[Data about app and page elements]
[Start of section]
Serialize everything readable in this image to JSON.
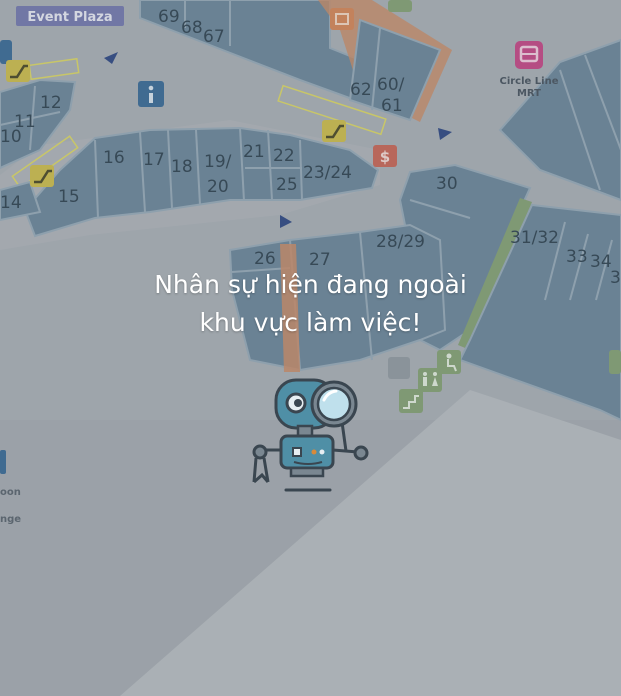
{
  "map": {
    "event_plaza_label": "Event Plaza",
    "mrt_label_line1": "Circle Line",
    "mrt_label_line2": "MRT",
    "edge_label_1": "oon",
    "edge_label_2": "nge",
    "units": {
      "u69": "69",
      "u68": "68",
      "u67": "67",
      "u62": "62",
      "u60_61a": "60/",
      "u60_61b": "61",
      "u12": "12",
      "u11": "11",
      "u10": "10",
      "u16": "16",
      "u17": "17",
      "u18": "18",
      "u19_20a": "19/",
      "u19_20b": "20",
      "u21": "21",
      "u22": "22",
      "u25": "25",
      "u23_24": "23/24",
      "u15": "15",
      "u14": "14",
      "u30": "30",
      "u26": "26",
      "u27": "27",
      "u28_29": "28/29",
      "u31_32": "31/32",
      "u33": "33",
      "u34": "34",
      "u3x": "3"
    },
    "icons": [
      "info-icon",
      "escalator-icon",
      "money-changer-icon",
      "mrt-icon",
      "wheelchair-icon",
      "restroom-icon",
      "direction-arrow-icon",
      "shop-bag-icon"
    ]
  },
  "overlay": {
    "message_line1": "Nhân sự hiện đang ngoài",
    "message_line2": "khu vực làm việc!",
    "illustration": "robot-magnifier-icon"
  },
  "colors": {
    "map_bg": "#9ea4ab",
    "unit_fill": "#607d93",
    "unit_stroke": "#8fa3b3",
    "overlay_text": "#ffffff",
    "highlight_orange": "#c8835a"
  }
}
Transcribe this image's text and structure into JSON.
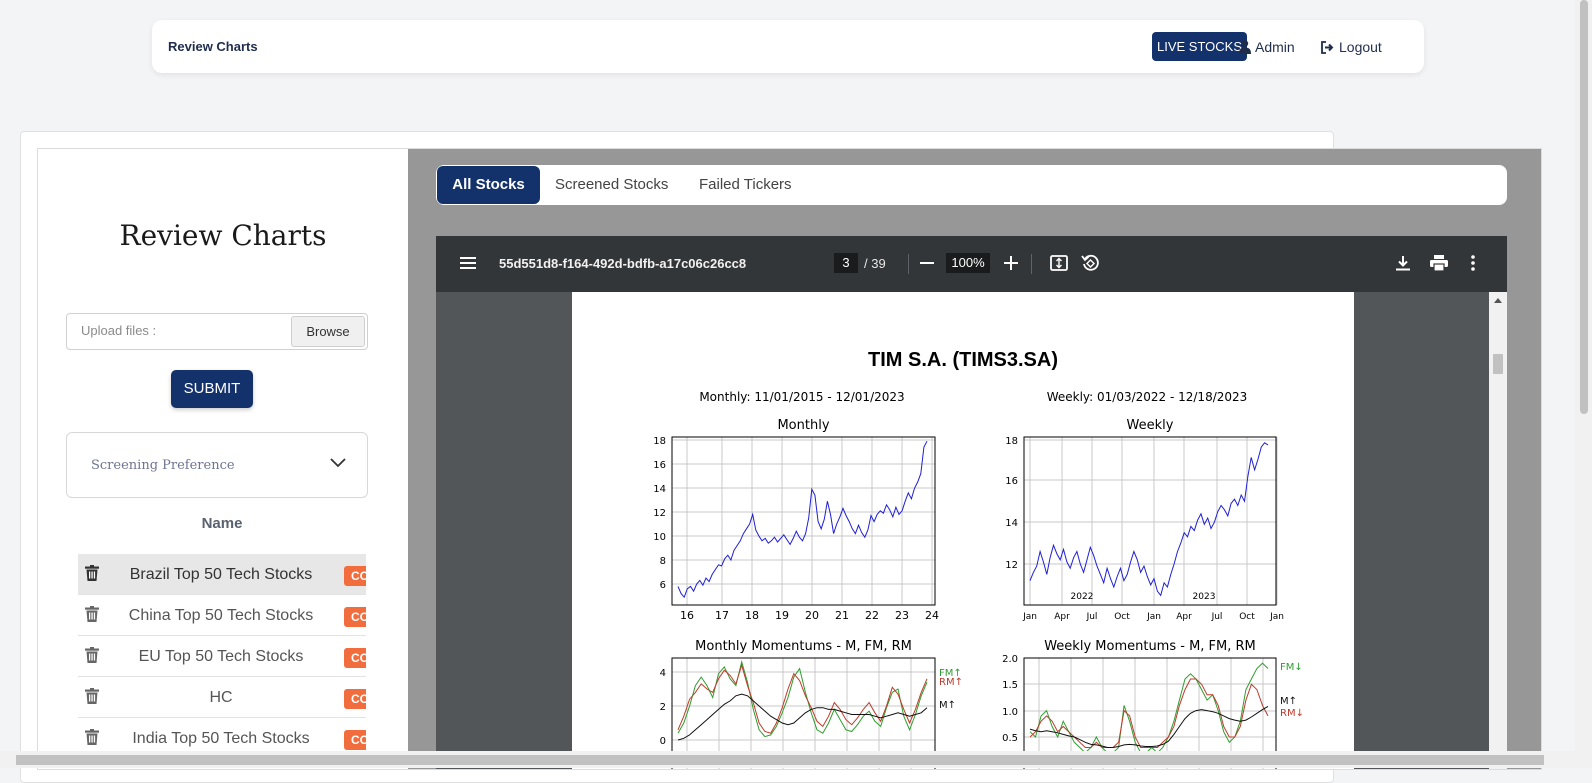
{
  "nav": {
    "brand": "Review Charts",
    "live_stocks": "LIVE STOCKS",
    "admin": "Admin",
    "logout": "Logout"
  },
  "sidebar": {
    "title": "Review Charts",
    "upload_placeholder": "Upload files :",
    "browse": "Browse",
    "submit": "SUBMIT",
    "screening_preference": "Screening Preference",
    "table_header": "Name",
    "rows": [
      {
        "name": "Brazil Top 50 Tech Stocks",
        "badge": "CO"
      },
      {
        "name": "China Top 50 Tech Stocks",
        "badge": "CO"
      },
      {
        "name": "EU Top 50 Tech Stocks",
        "badge": "CO"
      },
      {
        "name": "HC",
        "badge": "CO"
      },
      {
        "name": "India Top 50 Tech Stocks",
        "badge": "CO"
      }
    ]
  },
  "tabs": [
    "All Stocks",
    "Screened Stocks",
    "Failed Tickers"
  ],
  "pdf": {
    "filename": "55d551d8-f164-492d-bdfb-a17c06c26cc8",
    "page": "3",
    "total": "/ 39",
    "zoom": "100%",
    "doc_title": "TIM S.A. (TIMS3.SA)",
    "monthly_range": "Monthly: 11/01/2015 - 12/01/2023",
    "weekly_range": "Weekly: 01/03/2022 - 12/18/2023"
  },
  "chart_data": [
    {
      "type": "line",
      "title": "Monthly",
      "x_ticks": [
        "16",
        "17",
        "18",
        "19",
        "20",
        "21",
        "22",
        "23",
        "24"
      ],
      "y_ticks": [
        "6",
        "8",
        "10",
        "12",
        "14",
        "16",
        "18"
      ],
      "ylim": [
        4.5,
        18.5
      ],
      "series": [
        {
          "values": [
            5.8,
            5.2,
            4.9,
            5.6,
            5.8,
            5.4,
            6.0,
            6.3,
            5.9,
            6.5,
            6.2,
            6.8,
            7.2,
            7.6,
            7.5,
            8.1,
            8.4,
            8.0,
            8.8,
            9.2,
            9.6,
            10.2,
            10.6,
            11.0,
            11.8,
            10.5,
            10.0,
            9.6,
            9.8,
            9.4,
            9.6,
            9.9,
            9.5,
            9.8,
            10.1,
            9.7,
            9.3,
            9.8,
            10.4,
            9.9,
            9.6,
            10.2,
            11.5,
            13.9,
            13.4,
            11.2,
            10.6,
            11.4,
            12.9,
            11.8,
            10.2,
            11.0,
            11.6,
            12.3,
            11.7,
            11.2,
            10.6,
            10.2,
            10.9,
            10.3,
            9.9,
            10.5,
            11.7,
            11.2,
            11.8,
            12.1,
            11.9,
            12.6,
            12.2,
            11.6,
            12.4,
            11.8,
            12.1,
            12.9,
            13.6,
            13.1,
            14.0,
            14.5,
            15.2,
            17.4,
            17.9
          ]
        }
      ]
    },
    {
      "type": "line",
      "title": "Weekly",
      "x_ticks": [
        "Jan",
        "Apr",
        "Jul",
        "Oct",
        "Jan",
        "Apr",
        "Jul",
        "Oct",
        "Jan"
      ],
      "year_labels": [
        "2022",
        "2023"
      ],
      "y_ticks": [
        "12",
        "14",
        "16",
        "18"
      ],
      "ylim": [
        10.3,
        18.2
      ],
      "series": [
        {
          "values": [
            11.2,
            11.6,
            11.9,
            12.6,
            12.1,
            11.5,
            12.3,
            12.9,
            12.5,
            12.2,
            12.7,
            12.1,
            11.8,
            12.3,
            12.6,
            12.0,
            11.6,
            12.2,
            12.8,
            12.4,
            11.9,
            11.5,
            11.1,
            11.8,
            11.3,
            10.9,
            11.4,
            11.8,
            11.2,
            11.5,
            12.1,
            12.6,
            12.2,
            11.6,
            11.9,
            11.4,
            11.0,
            11.3,
            10.7,
            10.5,
            11.1,
            10.9,
            11.5,
            12.0,
            12.6,
            13.0,
            13.5,
            13.3,
            13.8,
            13.6,
            14.1,
            14.4,
            13.9,
            14.2,
            13.7,
            14.0,
            14.5,
            14.8,
            14.6,
            14.3,
            14.9,
            15.1,
            14.8,
            15.3,
            15.0,
            16.2,
            17.1,
            16.5,
            17.0,
            17.6,
            17.8,
            17.7
          ]
        }
      ]
    },
    {
      "type": "line",
      "title": "Monthly Momentums - M, FM, RM",
      "y_ticks": [
        "0",
        "2",
        "4"
      ],
      "ylim": [
        0,
        4.5
      ],
      "legend": [
        "FM↑",
        "RM↑",
        "M↑"
      ],
      "series": [
        {
          "name": "FM",
          "color": "#2e9e2e",
          "values": [
            0.4,
            1.0,
            2.0,
            3.2,
            3.7,
            3.2,
            2.5,
            3.9,
            4.3,
            3.6,
            3.2,
            4.6,
            3.4,
            1.8,
            0.6,
            0.2,
            0.3,
            0.8,
            1.6,
            2.5,
            3.7,
            4.2,
            2.8,
            1.6,
            0.6,
            0.4,
            1.0,
            1.8,
            1.2,
            0.6,
            0.5,
            0.9,
            1.4,
            1.7,
            1.1,
            0.8,
            1.9,
            2.8,
            3.0,
            1.4,
            0.6,
            1.5,
            2.6,
            3.4
          ]
        },
        {
          "name": "RM",
          "color": "#c0392b",
          "values": [
            0.6,
            1.4,
            2.4,
            2.8,
            3.3,
            3.0,
            2.8,
            3.6,
            4.1,
            3.8,
            3.3,
            4.4,
            3.2,
            2.2,
            1.0,
            0.5,
            0.4,
            1.0,
            1.9,
            3.0,
            3.9,
            3.5,
            2.6,
            1.9,
            1.1,
            0.8,
            1.4,
            2.2,
            1.8,
            1.2,
            0.9,
            1.3,
            1.8,
            2.2,
            1.6,
            1.1,
            2.0,
            3.1,
            2.7,
            1.8,
            1.0,
            1.8,
            2.8,
            3.6
          ]
        },
        {
          "name": "M",
          "color": "#111111",
          "values": [
            0.0,
            0.1,
            0.3,
            0.6,
            0.9,
            1.2,
            1.5,
            1.8,
            2.1,
            2.3,
            2.6,
            2.7,
            2.6,
            2.3,
            2.0,
            1.7,
            1.4,
            1.2,
            1.0,
            0.9,
            1.0,
            1.3,
            1.6,
            1.8,
            1.9,
            1.9,
            1.8,
            1.8,
            1.7,
            1.6,
            1.5,
            1.5,
            1.5,
            1.5,
            1.4,
            1.3,
            1.4,
            1.5,
            1.6,
            1.5,
            1.4,
            1.5,
            1.6,
            1.9
          ]
        }
      ]
    },
    {
      "type": "line",
      "title": "Weekly Momentums - M, FM, RM",
      "y_ticks": [
        "0.5",
        "1.0",
        "1.5",
        "2.0"
      ],
      "ylim": [
        0.3,
        2.0
      ],
      "legend": [
        "FM↓",
        "M↑",
        "RM↓"
      ],
      "series": [
        {
          "name": "FM",
          "color": "#2e9e2e",
          "values": [
            0.6,
            0.5,
            0.9,
            1.0,
            0.7,
            0.5,
            0.8,
            0.6,
            0.4,
            0.3,
            0.2,
            0.3,
            0.5,
            0.3,
            0.2,
            0.2,
            0.3,
            1.1,
            0.8,
            0.4,
            0.2,
            0.2,
            0.3,
            0.2,
            0.3,
            0.5,
            0.8,
            1.2,
            1.6,
            1.7,
            1.6,
            1.4,
            1.2,
            1.3,
            1.0,
            0.6,
            0.4,
            0.5,
            0.8,
            1.4,
            1.6,
            1.8,
            1.9,
            1.8
          ]
        },
        {
          "name": "RM",
          "color": "#c0392b",
          "values": [
            0.5,
            0.6,
            0.8,
            0.9,
            0.8,
            0.6,
            0.7,
            0.6,
            0.5,
            0.4,
            0.3,
            0.3,
            0.4,
            0.3,
            0.3,
            0.3,
            0.4,
            1.0,
            0.9,
            0.5,
            0.3,
            0.3,
            0.3,
            0.3,
            0.4,
            0.5,
            0.7,
            1.1,
            1.4,
            1.6,
            1.6,
            1.5,
            1.3,
            1.3,
            1.1,
            0.7,
            0.5,
            0.5,
            0.7,
            1.2,
            1.5,
            1.4,
            1.1,
            0.9
          ]
        },
        {
          "name": "M",
          "color": "#111111",
          "values": [
            0.65,
            0.62,
            0.6,
            0.62,
            0.6,
            0.58,
            0.55,
            0.52,
            0.5,
            0.45,
            0.4,
            0.36,
            0.35,
            0.33,
            0.3,
            0.3,
            0.32,
            0.35,
            0.36,
            0.35,
            0.33,
            0.32,
            0.32,
            0.33,
            0.36,
            0.42,
            0.55,
            0.7,
            0.85,
            0.95,
            1.0,
            1.02,
            1.0,
            0.98,
            0.95,
            0.9,
            0.85,
            0.82,
            0.8,
            0.82,
            0.88,
            0.95,
            1.02,
            1.08
          ]
        }
      ]
    }
  ]
}
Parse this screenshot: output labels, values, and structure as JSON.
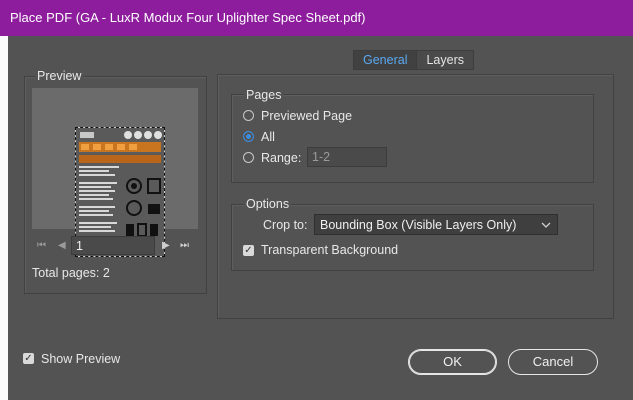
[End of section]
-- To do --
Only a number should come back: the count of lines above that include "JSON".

-- Finished exercise --
3